*PROBLEM TO SOLVE*: Having read the listing below, repeat it exactly.

───── EXERCISE MATERIALS

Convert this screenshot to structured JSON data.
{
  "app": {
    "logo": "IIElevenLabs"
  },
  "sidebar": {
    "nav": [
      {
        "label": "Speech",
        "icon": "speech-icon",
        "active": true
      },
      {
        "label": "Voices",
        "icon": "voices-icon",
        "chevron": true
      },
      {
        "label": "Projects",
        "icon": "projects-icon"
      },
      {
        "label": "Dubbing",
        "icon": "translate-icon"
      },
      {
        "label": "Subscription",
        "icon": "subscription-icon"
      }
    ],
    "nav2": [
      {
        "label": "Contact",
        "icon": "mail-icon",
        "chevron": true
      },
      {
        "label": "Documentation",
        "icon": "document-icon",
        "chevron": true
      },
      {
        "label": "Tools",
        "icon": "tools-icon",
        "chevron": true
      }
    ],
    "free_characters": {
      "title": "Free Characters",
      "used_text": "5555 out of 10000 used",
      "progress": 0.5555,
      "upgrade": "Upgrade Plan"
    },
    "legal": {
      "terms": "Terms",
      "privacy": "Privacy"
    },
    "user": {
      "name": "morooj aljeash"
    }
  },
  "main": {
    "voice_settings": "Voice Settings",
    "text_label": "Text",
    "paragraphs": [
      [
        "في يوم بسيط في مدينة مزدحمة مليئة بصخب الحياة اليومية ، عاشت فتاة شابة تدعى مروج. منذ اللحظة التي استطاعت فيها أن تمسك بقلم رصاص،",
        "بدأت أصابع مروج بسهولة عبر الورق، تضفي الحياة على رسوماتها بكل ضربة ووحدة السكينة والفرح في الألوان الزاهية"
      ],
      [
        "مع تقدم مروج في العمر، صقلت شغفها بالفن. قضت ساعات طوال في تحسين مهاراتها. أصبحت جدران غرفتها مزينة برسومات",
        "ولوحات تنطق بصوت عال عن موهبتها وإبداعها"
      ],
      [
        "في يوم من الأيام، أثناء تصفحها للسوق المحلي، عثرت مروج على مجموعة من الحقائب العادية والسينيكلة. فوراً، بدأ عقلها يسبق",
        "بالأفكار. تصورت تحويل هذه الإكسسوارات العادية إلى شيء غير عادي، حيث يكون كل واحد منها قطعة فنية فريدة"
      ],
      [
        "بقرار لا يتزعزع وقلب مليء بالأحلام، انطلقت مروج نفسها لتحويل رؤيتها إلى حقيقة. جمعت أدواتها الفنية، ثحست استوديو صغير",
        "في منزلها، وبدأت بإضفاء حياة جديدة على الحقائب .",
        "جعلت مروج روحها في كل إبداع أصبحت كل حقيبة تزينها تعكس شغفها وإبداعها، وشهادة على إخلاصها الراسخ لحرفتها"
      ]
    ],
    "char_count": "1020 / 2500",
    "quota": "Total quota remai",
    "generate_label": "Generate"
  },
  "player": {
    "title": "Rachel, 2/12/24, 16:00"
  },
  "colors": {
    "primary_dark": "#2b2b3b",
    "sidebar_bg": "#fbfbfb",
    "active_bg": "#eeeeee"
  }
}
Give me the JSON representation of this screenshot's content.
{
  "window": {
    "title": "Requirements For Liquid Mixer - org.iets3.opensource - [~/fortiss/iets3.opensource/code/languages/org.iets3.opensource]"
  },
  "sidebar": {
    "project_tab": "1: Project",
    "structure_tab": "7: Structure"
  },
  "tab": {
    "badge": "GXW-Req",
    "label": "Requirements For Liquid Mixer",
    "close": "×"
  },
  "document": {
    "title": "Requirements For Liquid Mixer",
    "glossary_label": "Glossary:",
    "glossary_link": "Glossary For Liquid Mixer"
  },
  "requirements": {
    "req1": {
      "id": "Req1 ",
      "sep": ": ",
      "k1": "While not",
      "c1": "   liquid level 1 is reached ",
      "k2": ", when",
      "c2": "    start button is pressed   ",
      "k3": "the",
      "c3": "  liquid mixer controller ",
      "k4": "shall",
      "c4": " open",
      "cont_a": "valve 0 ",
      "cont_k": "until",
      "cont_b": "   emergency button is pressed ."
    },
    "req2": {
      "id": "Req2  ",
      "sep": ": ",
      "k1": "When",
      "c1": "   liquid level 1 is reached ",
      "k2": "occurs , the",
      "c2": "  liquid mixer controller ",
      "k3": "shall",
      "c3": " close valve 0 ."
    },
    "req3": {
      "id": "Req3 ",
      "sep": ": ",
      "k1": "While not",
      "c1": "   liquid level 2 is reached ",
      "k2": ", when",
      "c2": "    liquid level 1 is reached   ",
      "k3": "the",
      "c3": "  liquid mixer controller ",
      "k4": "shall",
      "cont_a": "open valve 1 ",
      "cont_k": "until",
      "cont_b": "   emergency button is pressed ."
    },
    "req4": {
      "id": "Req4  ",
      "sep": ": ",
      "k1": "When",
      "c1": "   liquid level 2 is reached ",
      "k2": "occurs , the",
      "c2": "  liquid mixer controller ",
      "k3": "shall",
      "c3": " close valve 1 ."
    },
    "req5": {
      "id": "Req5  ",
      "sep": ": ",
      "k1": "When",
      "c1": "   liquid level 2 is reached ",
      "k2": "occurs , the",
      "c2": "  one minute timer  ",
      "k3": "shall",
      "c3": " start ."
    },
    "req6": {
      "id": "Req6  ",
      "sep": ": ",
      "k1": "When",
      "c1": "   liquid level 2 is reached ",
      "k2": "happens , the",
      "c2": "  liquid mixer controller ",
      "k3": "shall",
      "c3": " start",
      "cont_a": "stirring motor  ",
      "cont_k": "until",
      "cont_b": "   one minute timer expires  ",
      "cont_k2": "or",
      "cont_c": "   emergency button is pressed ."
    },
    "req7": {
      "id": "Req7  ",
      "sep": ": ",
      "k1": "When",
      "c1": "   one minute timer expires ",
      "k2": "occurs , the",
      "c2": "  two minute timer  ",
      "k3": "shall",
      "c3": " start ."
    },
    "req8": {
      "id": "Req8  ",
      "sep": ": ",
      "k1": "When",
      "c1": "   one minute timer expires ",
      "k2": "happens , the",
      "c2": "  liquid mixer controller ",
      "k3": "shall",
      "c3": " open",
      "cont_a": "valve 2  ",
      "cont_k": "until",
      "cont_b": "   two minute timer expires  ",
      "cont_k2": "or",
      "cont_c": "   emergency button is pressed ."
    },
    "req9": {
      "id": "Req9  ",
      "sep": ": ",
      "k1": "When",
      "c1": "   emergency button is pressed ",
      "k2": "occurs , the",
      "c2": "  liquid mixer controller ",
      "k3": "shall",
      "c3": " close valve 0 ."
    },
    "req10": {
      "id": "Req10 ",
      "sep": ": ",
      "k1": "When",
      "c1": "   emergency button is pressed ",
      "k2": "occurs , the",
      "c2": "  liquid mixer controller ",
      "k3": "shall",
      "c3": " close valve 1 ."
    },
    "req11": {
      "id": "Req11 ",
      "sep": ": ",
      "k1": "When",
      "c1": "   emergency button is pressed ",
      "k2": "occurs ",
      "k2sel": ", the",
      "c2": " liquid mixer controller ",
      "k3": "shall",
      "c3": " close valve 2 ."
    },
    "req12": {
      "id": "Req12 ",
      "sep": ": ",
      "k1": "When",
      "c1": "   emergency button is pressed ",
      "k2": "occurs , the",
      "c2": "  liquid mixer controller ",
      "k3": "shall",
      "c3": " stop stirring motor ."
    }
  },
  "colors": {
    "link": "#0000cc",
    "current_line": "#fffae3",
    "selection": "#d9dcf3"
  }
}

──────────

*SOLUTION TO THIS EXERCISE*:
Convert this screenshot to structured JSON data.
{
  "app": {
    "logo": "IIElevenLabs"
  },
  "sidebar": {
    "nav": [
      {
        "label": "Speech",
        "icon": "speech-icon",
        "active": true
      },
      {
        "label": "Voices",
        "icon": "voices-icon",
        "chevron": true
      },
      {
        "label": "Projects",
        "icon": "projects-icon"
      },
      {
        "label": "Dubbing",
        "icon": "translate-icon"
      },
      {
        "label": "Subscription",
        "icon": "subscription-icon"
      }
    ],
    "nav2": [
      {
        "label": "Contact",
        "icon": "mail-icon",
        "chevron": true
      },
      {
        "label": "Documentation",
        "icon": "document-icon",
        "chevron": true
      },
      {
        "label": "Tools",
        "icon": "tools-icon",
        "chevron": true
      }
    ],
    "free_characters": {
      "title": "Free Characters",
      "used_text": "5555 out of 10000 used",
      "progress": 0.5555,
      "upgrade": "Upgrade Plan"
    },
    "legal": {
      "terms": "Terms",
      "privacy": "Privacy"
    },
    "user": {
      "name": "morooj aljeash"
    }
  },
  "main": {
    "voice_settings": "Voice Settings",
    "text_label": "Text",
    "paragraphs": [
      [
        "في يوم بسيط في مدينة مزدحمة مليئة بصخب الحياة اليومية ، عاشت فتاة شابة تدعى مروج. منذ اللحظة التي استطاعت فيها أن تمسك بقلم رصاص،",
        "بدأت أصابع مروج بسهولة عبر الورق، تضفي الحياة على رسوماتها بكل ضربة ووحدة السكينة والفرح في الألوان الزاهية"
      ],
      [
        "مع تقدم مروج في العمر، صقلت شغفها بالفن. قضت ساعات طوال في تحسين مهاراتها. أصبحت جدران غرفتها مزينة برسومات",
        "ولوحات تنطق بصوت عال عن موهبتها وإبداعها"
      ],
      [
        "في يوم من الأيام، أثناء تصفحها للسوق المحلي، عثرت مروج على مجموعة من الحقائب العادية والسينيكلة. فوراً، بدأ عقلها يسبق",
        "بالأفكار. تصورت تحويل هذه الإكسسوارات العادية إلى شيء غير عادي، حيث يكون كل واحد منها قطعة فنية فريدة"
      ],
      [
        "بقرار لا يتزعزع وقلب مليء بالأحلام، انطلقت مروج نفسها لتحويل رؤيتها إلى حقيقة. جمعت أدواتها الفنية، ثحست استوديو صغير",
        "في منزلها، وبدأت بإضفاء حياة جديدة على الحقائب .",
        "جعلت مروج روحها في كل إبداع أصبحت كل حقيبة تزينها تعكس شغفها وإبداعها، وشهادة على إخلاصها الراسخ لحرفتها"
      ]
    ],
    "char_count": "1020 / 2500",
    "quota": "Total quota remai",
    "generate_label": "Generate"
  },
  "player": {
    "title": "Rachel, 2/12/24, 16:00"
  },
  "colors": {
    "primary_dark": "#2b2b3b",
    "sidebar_bg": "#fbfbfb",
    "active_bg": "#eeeeee"
  }
}
Give me the JSON representation of this screenshot's content.
{
  "window": {
    "title": "Requirements For Liquid Mixer - org.iets3.opensource - [~/fortiss/iets3.opensource/code/languages/org.iets3.opensource]"
  },
  "sidebar": {
    "project_tab": "1: Project",
    "structure_tab": "7: Structure"
  },
  "tab": {
    "badge": "GXW-Req",
    "label": "Requirements For Liquid Mixer",
    "close": "×"
  },
  "document": {
    "title": "Requirements For Liquid Mixer",
    "glossary_label": "Glossary:",
    "glossary_link": "Glossary For Liquid Mixer"
  },
  "requirements": {
    "req1": {
      "id": "Req1 ",
      "sep": ": ",
      "k1": "While not",
      "c1": "   liquid level 1 is reached ",
      "k2": ", when",
      "c2": "    start button is pressed   ",
      "k3": "the",
      "c3": "  liquid mixer controller ",
      "k4": "shall",
      "c4": " open",
      "cont_a": "valve 0 ",
      "cont_k": "until",
      "cont_b": "   emergency button is pressed ."
    },
    "req2": {
      "id": "Req2  ",
      "sep": ": ",
      "k1": "When",
      "c1": "   liquid level 1 is reached ",
      "k2": "occurs , the",
      "c2": "  liquid mixer controller ",
      "k3": "shall",
      "c3": " close valve 0 ."
    },
    "req3": {
      "id": "Req3 ",
      "sep": ": ",
      "k1": "While not",
      "c1": "   liquid level 2 is reached ",
      "k2": ", when",
      "c2": "    liquid level 1 is reached   ",
      "k3": "the",
      "c3": "  liquid mixer controller ",
      "k4": "shall",
      "cont_a": "open valve 1 ",
      "cont_k": "until",
      "cont_b": "   emergency button is pressed ."
    },
    "req4": {
      "id": "Req4  ",
      "sep": ": ",
      "k1": "When",
      "c1": "   liquid level 2 is reached ",
      "k2": "occurs , the",
      "c2": "  liquid mixer controller ",
      "k3": "shall",
      "c3": " close valve 1 ."
    },
    "req5": {
      "id": "Req5  ",
      "sep": ": ",
      "k1": "When",
      "c1": "   liquid level 2 is reached ",
      "k2": "occurs , the",
      "c2": "  one minute timer  ",
      "k3": "shall",
      "c3": " start ."
    },
    "req6": {
      "id": "Req6  ",
      "sep": ": ",
      "k1": "When",
      "c1": "   liquid level 2 is reached ",
      "k2": "happens , the",
      "c2": "  liquid mixer controller ",
      "k3": "shall",
      "c3": " start",
      "cont_a": "stirring motor  ",
      "cont_k": "until",
      "cont_b": "   one minute timer expires  ",
      "cont_k2": "or",
      "cont_c": "   emergency button is pressed ."
    },
    "req7": {
      "id": "Req7  ",
      "sep": ": ",
      "k1": "When",
      "c1": "   one minute timer expires ",
      "k2": "occurs , the",
      "c2": "  two minute timer  ",
      "k3": "shall",
      "c3": " start ."
    },
    "req8": {
      "id": "Req8  ",
      "sep": ": ",
      "k1": "When",
      "c1": "   one minute timer expires ",
      "k2": "happens , the",
      "c2": "  liquid mixer controller ",
      "k3": "shall",
      "c3": " open",
      "cont_a": "valve 2  ",
      "cont_k": "until",
      "cont_b": "   two minute timer expires  ",
      "cont_k2": "or",
      "cont_c": "   emergency button is pressed ."
    },
    "req9": {
      "id": "Req9  ",
      "sep": ": ",
      "k1": "When",
      "c1": "   emergency button is pressed ",
      "k2": "occurs , the",
      "c2": "  liquid mixer controller ",
      "k3": "shall",
      "c3": " close valve 0 ."
    },
    "req10": {
      "id": "Req10 ",
      "sep": ": ",
      "k1": "When",
      "c1": "   emergency button is pressed ",
      "k2": "occurs , the",
      "c2": "  liquid mixer controller ",
      "k3": "shall",
      "c3": " close valve 1 ."
    },
    "req11": {
      "id": "Req11 ",
      "sep": ": ",
      "k1": "When",
      "c1": "   emergency button is pressed ",
      "k2": "occurs ",
      "k2sel": ", the",
      "c2": " liquid mixer controller ",
      "k3": "shall",
      "c3": " close valve 2 ."
    },
    "req12": {
      "id": "Req12 ",
      "sep": ": ",
      "k1": "When",
      "c1": "   emergency button is pressed ",
      "k2": "occurs , the",
      "c2": "  liquid mixer controller ",
      "k3": "shall",
      "c3": " stop stirring motor ."
    }
  },
  "colors": {
    "link": "#0000cc",
    "current_line": "#fffae3",
    "selection": "#d9dcf3"
  }
}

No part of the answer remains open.